This fascinating portrait of Benedict Arnold provides insight into the brilliant, heroic Revolutionary War general who switched sides to become America’s first and most hated traitor. The story is packed with heart-racing battle scenes, bizarre twists of fate, and objective, intriguing explanations for Arnold’s betrayal. It paints a picture of a great man flawed by greed and ego.
Perfect for: Kids fond of adventure stories, “bad guy” biographies, and the birth of the United States.
Find The Notorious Benedict Arnold: A True Story of Adventure, Heroism & Treachery at your local library.
Gandhi, Great Soul
by: John B. Severance - (Clarion Books, 1997) 144 pages.
This biography of Mohandas K. Gandhi examines his dedication to liberating India’s 350 million people from British colonial rule. It looks at his nonviolent (satyagraha) philosophy, his non-materialism, his concern for the poor, his education in England, his formative experiences in South Africa, and his numerous arrests, demonstrations, and hunger strikes. How he influenced later activists such as Nelson Mandela and Martin Luther King Jr. is also discussed. The book does not ignore criticisms the revered Mahatma received; for example, Gandhi’s wife remained illiterate all her life, and his sons claimed they were under-educated.
Perfect for: Anyone interested in social activist leadership, nonviolence as a philosophy and activism tool, and those interested in India’s history.
Find Gandhi, Great Soul at your local library.
10,000 Days of Thunder: A History of the Vietnam War
by: Philip Caputo - (Anthem Books for Young Readers, 2005) 128 pages.
This is an exciting chronology of the violent combat in Southeast Asia, from French colonial rule and the rise of Communism to the Tet Offensive and the Fall of Saigon. Antiwar riots in the U.S. are addressed, plus intriguing details are included on “tunnel rats,” Agent Orange, and the participation of women on the battlefield. Shocking statistics are presented: for instance, the U.S. Air Force dropped 6.2 tons of bombs on the small nation, almost three times the total bombs they dropped during World War II. Personal anecdotes from GIs and Viet Cong give a deeper look at the period, as do profiles of leaders (Ho Chi Minh, President Richard Nixon, Gen. William Westmoreland). Plus the book includes photographs, maps, a glossary and a bibliography. It is an accessible, articulate introduction to the “most unpopular war in U.S. history.”

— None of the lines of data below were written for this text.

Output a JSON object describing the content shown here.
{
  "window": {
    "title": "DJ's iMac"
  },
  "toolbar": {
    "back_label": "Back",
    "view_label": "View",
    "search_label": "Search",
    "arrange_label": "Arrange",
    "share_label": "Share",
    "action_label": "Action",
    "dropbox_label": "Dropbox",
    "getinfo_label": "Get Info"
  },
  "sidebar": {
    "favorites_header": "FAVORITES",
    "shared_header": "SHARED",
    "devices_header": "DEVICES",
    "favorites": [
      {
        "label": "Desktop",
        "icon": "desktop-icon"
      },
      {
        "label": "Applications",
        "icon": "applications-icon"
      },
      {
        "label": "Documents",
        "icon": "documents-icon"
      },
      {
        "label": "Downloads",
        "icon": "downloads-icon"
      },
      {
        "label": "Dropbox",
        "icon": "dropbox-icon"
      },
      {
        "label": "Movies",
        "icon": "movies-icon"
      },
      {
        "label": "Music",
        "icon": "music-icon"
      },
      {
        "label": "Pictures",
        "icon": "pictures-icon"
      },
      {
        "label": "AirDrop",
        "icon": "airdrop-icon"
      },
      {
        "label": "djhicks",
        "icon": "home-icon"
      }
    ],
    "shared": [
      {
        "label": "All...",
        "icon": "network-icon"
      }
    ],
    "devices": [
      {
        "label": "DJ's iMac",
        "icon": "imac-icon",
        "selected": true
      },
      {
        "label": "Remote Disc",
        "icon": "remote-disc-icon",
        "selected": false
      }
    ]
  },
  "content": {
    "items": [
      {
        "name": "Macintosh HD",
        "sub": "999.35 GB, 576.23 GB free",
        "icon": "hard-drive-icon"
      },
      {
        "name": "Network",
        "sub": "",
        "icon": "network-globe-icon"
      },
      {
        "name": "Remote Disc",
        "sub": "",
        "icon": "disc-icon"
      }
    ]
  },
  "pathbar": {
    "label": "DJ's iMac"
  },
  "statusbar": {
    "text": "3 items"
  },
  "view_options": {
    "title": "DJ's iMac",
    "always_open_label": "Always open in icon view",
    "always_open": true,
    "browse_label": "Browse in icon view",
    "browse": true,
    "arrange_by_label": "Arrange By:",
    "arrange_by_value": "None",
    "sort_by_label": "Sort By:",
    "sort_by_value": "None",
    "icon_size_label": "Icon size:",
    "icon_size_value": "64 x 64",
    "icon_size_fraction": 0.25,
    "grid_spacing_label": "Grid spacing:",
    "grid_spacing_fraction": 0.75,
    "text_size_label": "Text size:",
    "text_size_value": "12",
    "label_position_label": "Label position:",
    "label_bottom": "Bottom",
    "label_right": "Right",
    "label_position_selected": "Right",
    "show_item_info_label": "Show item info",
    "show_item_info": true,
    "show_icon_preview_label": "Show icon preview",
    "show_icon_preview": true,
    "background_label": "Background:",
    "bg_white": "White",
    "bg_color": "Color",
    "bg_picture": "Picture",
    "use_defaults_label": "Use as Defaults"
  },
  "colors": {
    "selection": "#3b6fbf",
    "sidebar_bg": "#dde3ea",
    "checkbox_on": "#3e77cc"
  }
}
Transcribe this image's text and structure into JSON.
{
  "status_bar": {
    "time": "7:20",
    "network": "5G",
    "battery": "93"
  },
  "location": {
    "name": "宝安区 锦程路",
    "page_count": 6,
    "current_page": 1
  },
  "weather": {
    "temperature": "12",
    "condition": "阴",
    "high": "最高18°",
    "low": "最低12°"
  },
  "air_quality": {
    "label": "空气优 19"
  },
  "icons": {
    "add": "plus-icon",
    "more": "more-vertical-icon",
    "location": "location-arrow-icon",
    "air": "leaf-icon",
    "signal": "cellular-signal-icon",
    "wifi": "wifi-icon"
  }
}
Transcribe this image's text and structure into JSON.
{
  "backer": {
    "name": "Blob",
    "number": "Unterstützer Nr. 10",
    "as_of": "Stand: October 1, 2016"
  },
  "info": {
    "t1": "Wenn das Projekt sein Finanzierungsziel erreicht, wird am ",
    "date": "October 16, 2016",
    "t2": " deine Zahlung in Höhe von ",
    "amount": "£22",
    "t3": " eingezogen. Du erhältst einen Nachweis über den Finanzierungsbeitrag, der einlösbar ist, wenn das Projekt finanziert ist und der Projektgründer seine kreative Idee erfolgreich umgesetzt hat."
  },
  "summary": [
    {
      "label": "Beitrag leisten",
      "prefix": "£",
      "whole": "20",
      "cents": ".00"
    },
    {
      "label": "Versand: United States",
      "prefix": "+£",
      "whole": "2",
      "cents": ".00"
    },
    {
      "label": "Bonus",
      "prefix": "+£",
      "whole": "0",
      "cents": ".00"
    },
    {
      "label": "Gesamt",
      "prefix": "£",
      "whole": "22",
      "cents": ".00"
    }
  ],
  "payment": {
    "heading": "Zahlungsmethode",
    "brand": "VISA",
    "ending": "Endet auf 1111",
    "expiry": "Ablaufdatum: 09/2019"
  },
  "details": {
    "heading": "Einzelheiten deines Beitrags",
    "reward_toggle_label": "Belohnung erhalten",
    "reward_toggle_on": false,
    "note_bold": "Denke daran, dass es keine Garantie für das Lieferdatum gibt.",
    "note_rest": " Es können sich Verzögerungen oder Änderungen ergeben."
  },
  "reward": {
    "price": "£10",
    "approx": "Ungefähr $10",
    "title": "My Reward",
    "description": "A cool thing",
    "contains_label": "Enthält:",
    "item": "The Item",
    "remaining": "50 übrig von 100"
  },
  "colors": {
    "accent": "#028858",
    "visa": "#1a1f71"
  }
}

Perfect for: Kids curious about more modern U.S. history, those curious about the Vietnam War, and grandchildren (and great-grandchildren) of veterans.
Find 10,000 Days of Thunder: A History of the Vietnam War at your local library.